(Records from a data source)
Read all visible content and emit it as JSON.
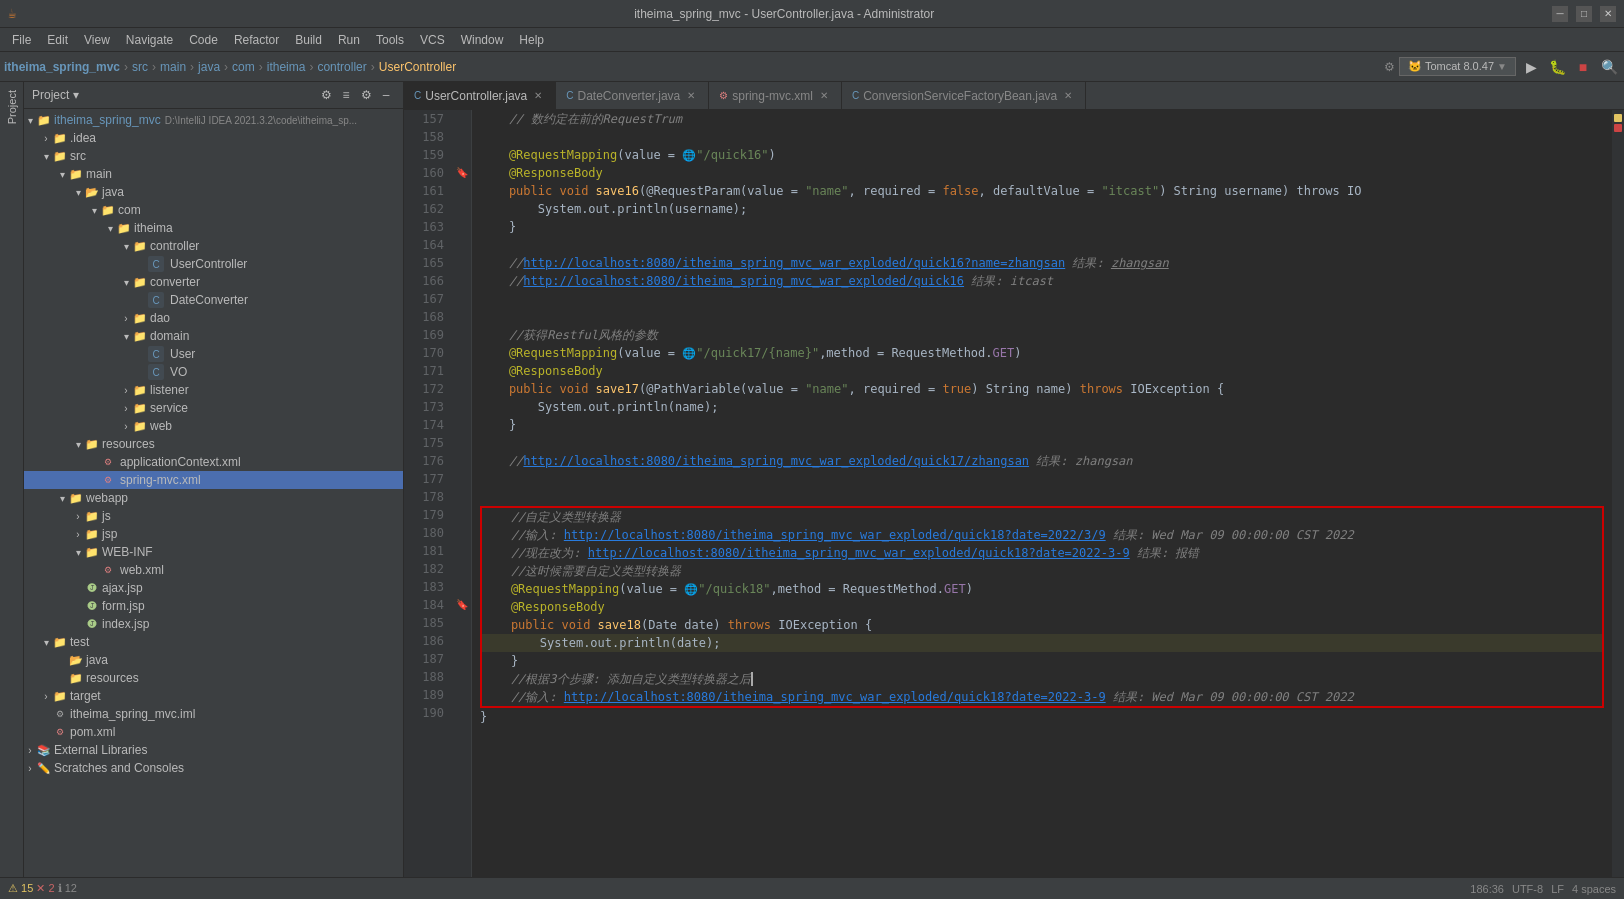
{
  "titleBar": {
    "title": "itheima_spring_mvc - UserController.java - Administrator",
    "minBtn": "─",
    "maxBtn": "□",
    "closeBtn": "✕"
  },
  "menuBar": {
    "items": [
      "File",
      "Edit",
      "View",
      "Navigate",
      "Code",
      "Refactor",
      "Build",
      "Run",
      "Tools",
      "VCS",
      "Window",
      "Help"
    ]
  },
  "toolbar": {
    "breadcrumb": [
      "itheima_spring_mvc",
      "src",
      "main",
      "java",
      "com",
      "itheima",
      "controller",
      "UserController"
    ],
    "tomcat": "Tomcat 8.0.47"
  },
  "sidebar": {
    "title": "Project",
    "tree": [
      {
        "id": "itheima_spring_mvc",
        "label": "itheima_spring_mvc",
        "indent": 0,
        "type": "project",
        "expanded": true,
        "suffix": " D:\\IntelliJ IDEA 2021.3.2\\code\\itheima_sp..."
      },
      {
        "id": "idea",
        "label": ".idea",
        "indent": 1,
        "type": "folder",
        "expanded": false
      },
      {
        "id": "src",
        "label": "src",
        "indent": 1,
        "type": "folder",
        "expanded": true
      },
      {
        "id": "main",
        "label": "main",
        "indent": 2,
        "type": "folder",
        "expanded": true
      },
      {
        "id": "java",
        "label": "java",
        "indent": 3,
        "type": "folder-src",
        "expanded": true
      },
      {
        "id": "com",
        "label": "com",
        "indent": 4,
        "type": "folder",
        "expanded": true
      },
      {
        "id": "itheima",
        "label": "itheima",
        "indent": 5,
        "type": "folder",
        "expanded": true
      },
      {
        "id": "controller",
        "label": "controller",
        "indent": 6,
        "type": "folder",
        "expanded": true
      },
      {
        "id": "UserController",
        "label": "UserController",
        "indent": 7,
        "type": "java-class",
        "selected": false
      },
      {
        "id": "converter",
        "label": "converter",
        "indent": 6,
        "type": "folder",
        "expanded": true
      },
      {
        "id": "DateConverter",
        "label": "DateConverter",
        "indent": 7,
        "type": "java-class"
      },
      {
        "id": "dao",
        "label": "dao",
        "indent": 6,
        "type": "folder",
        "expanded": false
      },
      {
        "id": "domain",
        "label": "domain",
        "indent": 6,
        "type": "folder",
        "expanded": true
      },
      {
        "id": "User",
        "label": "User",
        "indent": 7,
        "type": "java-class"
      },
      {
        "id": "VO",
        "label": "VO",
        "indent": 7,
        "type": "java-class"
      },
      {
        "id": "listener",
        "label": "listener",
        "indent": 6,
        "type": "folder",
        "expanded": false
      },
      {
        "id": "service",
        "label": "service",
        "indent": 6,
        "type": "folder",
        "expanded": false
      },
      {
        "id": "web",
        "label": "web",
        "indent": 6,
        "type": "folder",
        "expanded": false
      },
      {
        "id": "resources",
        "label": "resources",
        "indent": 3,
        "type": "folder-res",
        "expanded": true
      },
      {
        "id": "applicationContext",
        "label": "applicationContext.xml",
        "indent": 4,
        "type": "xml"
      },
      {
        "id": "spring-mvc",
        "label": "spring-mvc.xml",
        "indent": 4,
        "type": "xml",
        "selected": true
      },
      {
        "id": "webapp",
        "label": "webapp",
        "indent": 2,
        "type": "folder",
        "expanded": true
      },
      {
        "id": "js",
        "label": "js",
        "indent": 3,
        "type": "folder",
        "expanded": false
      },
      {
        "id": "jsp",
        "label": "jsp",
        "indent": 3,
        "type": "folder",
        "expanded": false
      },
      {
        "id": "WEB-INF",
        "label": "WEB-INF",
        "indent": 3,
        "type": "folder",
        "expanded": true
      },
      {
        "id": "web.xml",
        "label": "web.xml",
        "indent": 4,
        "type": "xml"
      },
      {
        "id": "ajax.jsp",
        "label": "ajax.jsp",
        "indent": 3,
        "type": "jsp"
      },
      {
        "id": "form.jsp",
        "label": "form.jsp",
        "indent": 3,
        "type": "jsp"
      },
      {
        "id": "index.jsp",
        "label": "index.jsp",
        "indent": 3,
        "type": "jsp"
      },
      {
        "id": "test",
        "label": "test",
        "indent": 1,
        "type": "folder",
        "expanded": true
      },
      {
        "id": "test-java",
        "label": "java",
        "indent": 2,
        "type": "folder-src"
      },
      {
        "id": "test-resources",
        "label": "resources",
        "indent": 2,
        "type": "folder-res"
      },
      {
        "id": "target",
        "label": "target",
        "indent": 1,
        "type": "folder",
        "expanded": false
      },
      {
        "id": "itheima_spring_mvc.iml",
        "label": "itheima_spring_mvc.iml",
        "indent": 1,
        "type": "iml"
      },
      {
        "id": "pom.xml",
        "label": "pom.xml",
        "indent": 1,
        "type": "xml"
      },
      {
        "id": "External Libraries",
        "label": "External Libraries",
        "indent": 0,
        "type": "folder",
        "expanded": false
      },
      {
        "id": "Scratches",
        "label": "Scratches and Consoles",
        "indent": 0,
        "type": "folder",
        "expanded": false
      }
    ]
  },
  "tabs": [
    {
      "id": "UserController",
      "label": "UserController.java",
      "type": "java",
      "active": true,
      "modified": false
    },
    {
      "id": "DateConverter",
      "label": "DateConverter.java",
      "type": "java",
      "active": false,
      "modified": false
    },
    {
      "id": "spring-mvc",
      "label": "spring-mvc.xml",
      "type": "xml",
      "active": false,
      "modified": false
    },
    {
      "id": "ConversionServiceFactoryBean",
      "label": "ConversionServiceFactoryBean.java",
      "type": "java",
      "active": false,
      "modified": false
    }
  ],
  "codeLines": [
    {
      "num": 157,
      "code": "    // 数约定在前的RequestTrum",
      "type": "comment",
      "gutter": ""
    },
    {
      "num": 158,
      "code": "",
      "type": "empty",
      "gutter": ""
    },
    {
      "num": 159,
      "code": "    @RequestMapping(value = \"/quick16\")",
      "type": "code",
      "gutter": ""
    },
    {
      "num": 160,
      "code": "    @ResponseBody",
      "type": "code",
      "gutter": "bookmark"
    },
    {
      "num": 161,
      "code": "    public void save16(@RequestParam(value = \"name\", required = false, defaultValue = \"itcast\") String username) throws IO",
      "type": "code",
      "gutter": ""
    },
    {
      "num": 162,
      "code": "        System.out.println(username);",
      "type": "code",
      "gutter": ""
    },
    {
      "num": 163,
      "code": "    }",
      "type": "code",
      "gutter": ""
    },
    {
      "num": 164,
      "code": "",
      "type": "empty",
      "gutter": ""
    },
    {
      "num": 165,
      "code": "    //http://localhost:8080/itheima_spring_mvc_war_exploded/quick16?name=zhangsan 结果: zhangsan",
      "type": "comment-url",
      "gutter": ""
    },
    {
      "num": 166,
      "code": "    //http://localhost:8080/itheima_spring_mvc_war_exploded/quick16 结果: itcast",
      "type": "comment-url",
      "gutter": ""
    },
    {
      "num": 167,
      "code": "",
      "type": "empty",
      "gutter": ""
    },
    {
      "num": 168,
      "code": "",
      "type": "empty",
      "gutter": ""
    },
    {
      "num": 169,
      "code": "    //获得Restful风格的参数",
      "type": "comment",
      "gutter": ""
    },
    {
      "num": 170,
      "code": "    @RequestMapping(value = \"/quick17/{name}\",method = RequestMethod.GET)",
      "type": "code",
      "gutter": ""
    },
    {
      "num": 171,
      "code": "    @ResponseBody",
      "type": "code",
      "gutter": ""
    },
    {
      "num": 172,
      "code": "    public void save17(@PathVariable(value = \"name\", required = true) String name) throws IOException {",
      "type": "code",
      "gutter": ""
    },
    {
      "num": 173,
      "code": "        System.out.println(name);",
      "type": "code",
      "gutter": ""
    },
    {
      "num": 174,
      "code": "    }",
      "type": "code",
      "gutter": ""
    },
    {
      "num": 175,
      "code": "",
      "type": "empty",
      "gutter": ""
    },
    {
      "num": 176,
      "code": "    //http://localhost:8080/itheima_spring_mvc_war_exploded/quick17/zhangsan 结果: zhangsan",
      "type": "comment-url",
      "gutter": ""
    },
    {
      "num": 177,
      "code": "",
      "type": "empty",
      "gutter": ""
    },
    {
      "num": 178,
      "code": "",
      "type": "empty",
      "gutter": ""
    },
    {
      "num": 179,
      "code": "    //自定义类型转换器",
      "type": "comment",
      "gutter": ""
    },
    {
      "num": 180,
      "code": "    //输入: http://localhost:8080/itheima_spring_mvc_war_exploded/quick18?date=2022/3/9 结果: Wed Mar 09 00:00:00 CST 2022",
      "type": "comment-url-red",
      "gutter": ""
    },
    {
      "num": 181,
      "code": "    //现在改为: http://localhost:8080/itheima_spring_mvc_war_exploded/quick18?date=2022-3-9 结果: 报错",
      "type": "comment-url-red",
      "gutter": ""
    },
    {
      "num": 182,
      "code": "    //这时候需要自定义类型转换器",
      "type": "comment-red",
      "gutter": ""
    },
    {
      "num": 183,
      "code": "    @RequestMapping(value = \"/quick18\",method = RequestMethod.GET)",
      "type": "code-red",
      "gutter": ""
    },
    {
      "num": 184,
      "code": "    @ResponseBody",
      "type": "code-red",
      "gutter": "bookmark"
    },
    {
      "num": 185,
      "code": "    public void save18(Date date) throws IOException {",
      "type": "code-red",
      "gutter": ""
    },
    {
      "num": 186,
      "code": "        System.out.println(date);",
      "type": "code-red",
      "gutter": ""
    },
    {
      "num": 187,
      "code": "    }",
      "type": "code-red",
      "gutter": ""
    },
    {
      "num": 188,
      "code": "    //根据3个步骤: 添加自定义类型转换器之后|",
      "type": "comment-red-cursor",
      "gutter": ""
    },
    {
      "num": 189,
      "code": "    //输入: http://localhost:8080/itheima_spring_mvc_war_exploded/quick18?date=2022-3-9 结果: Wed Mar 09 00:00:00 CST 2022",
      "type": "comment-url-red",
      "gutter": ""
    },
    {
      "num": 190,
      "code": "}",
      "type": "code",
      "gutter": ""
    }
  ],
  "statusBar": {
    "warnings": "15",
    "errors": "2",
    "info": "12",
    "position": "186:36",
    "encoding": "UTF-8",
    "lineEnding": "LF",
    "indent": "4 spaces"
  }
}
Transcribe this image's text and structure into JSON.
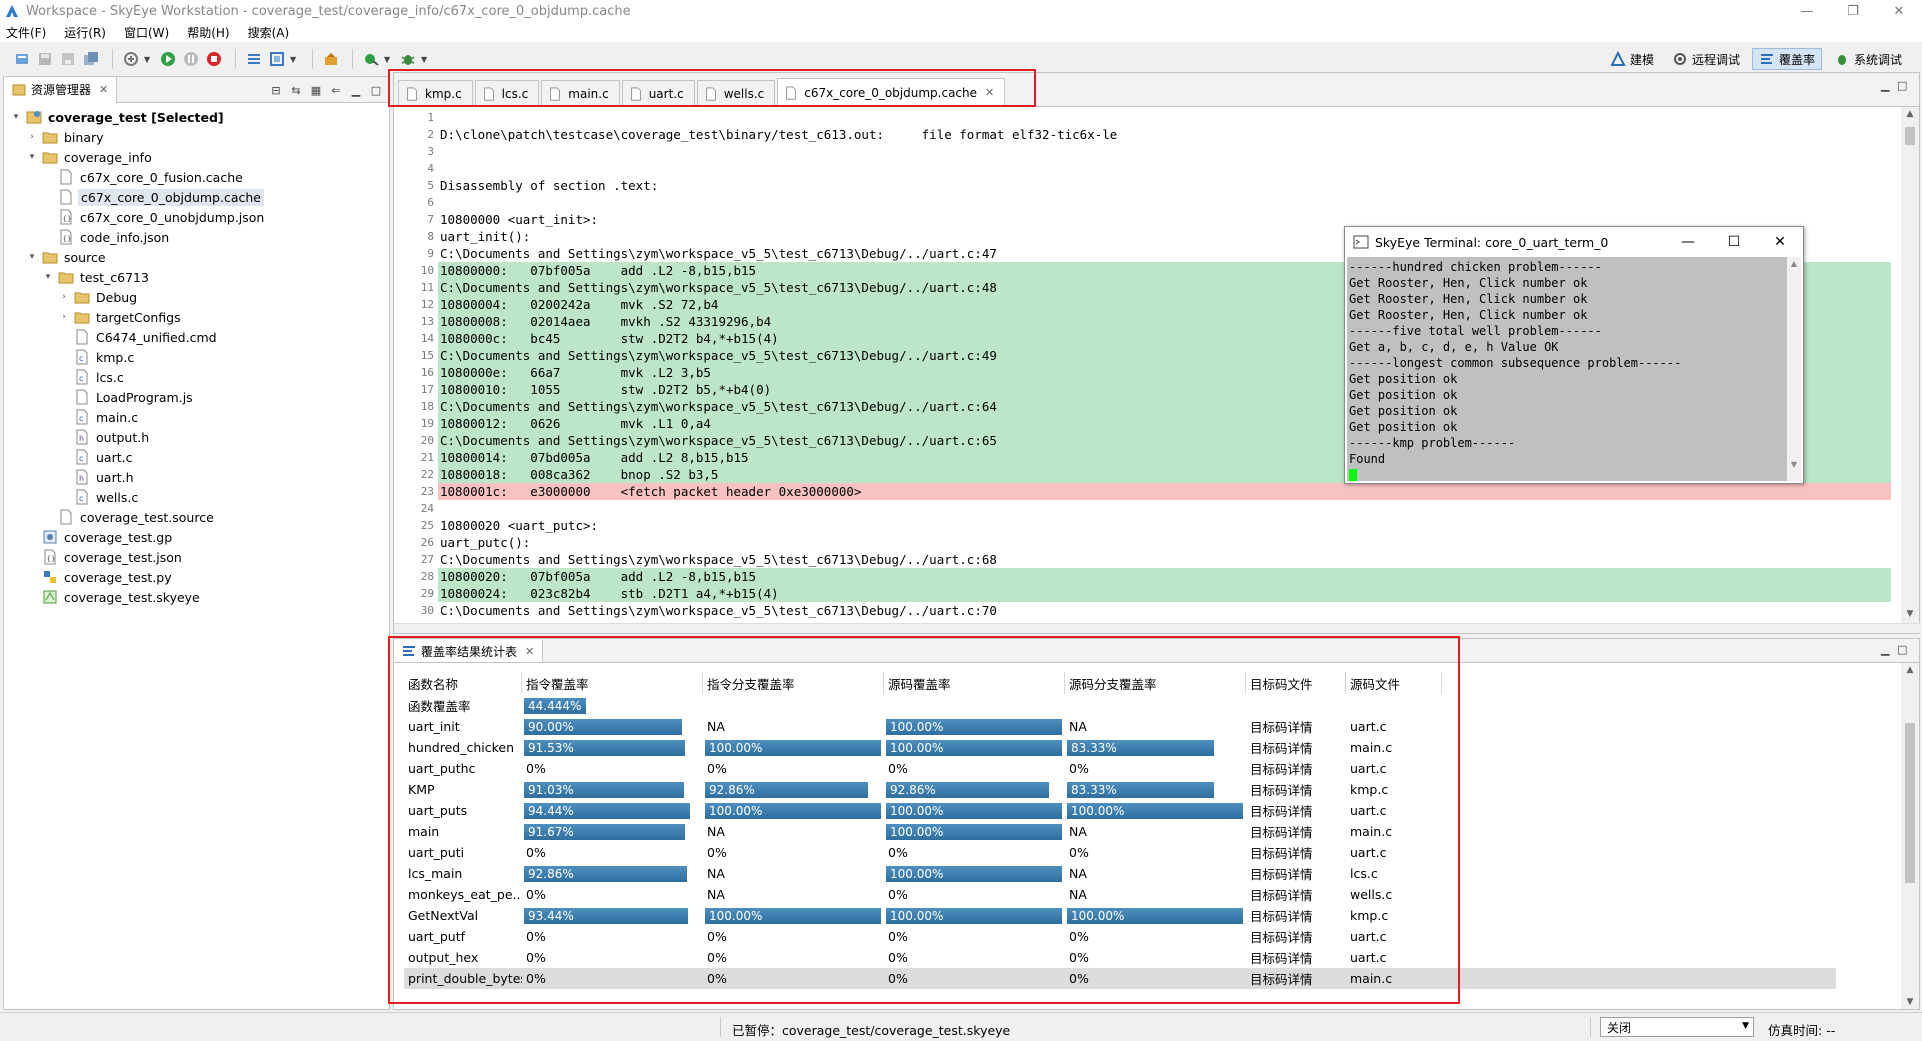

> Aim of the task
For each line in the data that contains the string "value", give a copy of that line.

> Task response
      "code": "    @RequestMapping(value = \"/quick16\")",
      "code": "    public void save16(@RequestParam(value = \"name\", required = false, defaultValue = \"itcast\") String username) throws IO",
      "code": "    @RequestMapping(value = \"/quick17/{name}\",method = RequestMethod.GET)",
      "code": "    public void save17(@PathVariable(value = \"name\", required = true) String name) throws IOException {",
      "code": "    @RequestMapping(value = \"/quick18\",method = RequestMethod.GET)",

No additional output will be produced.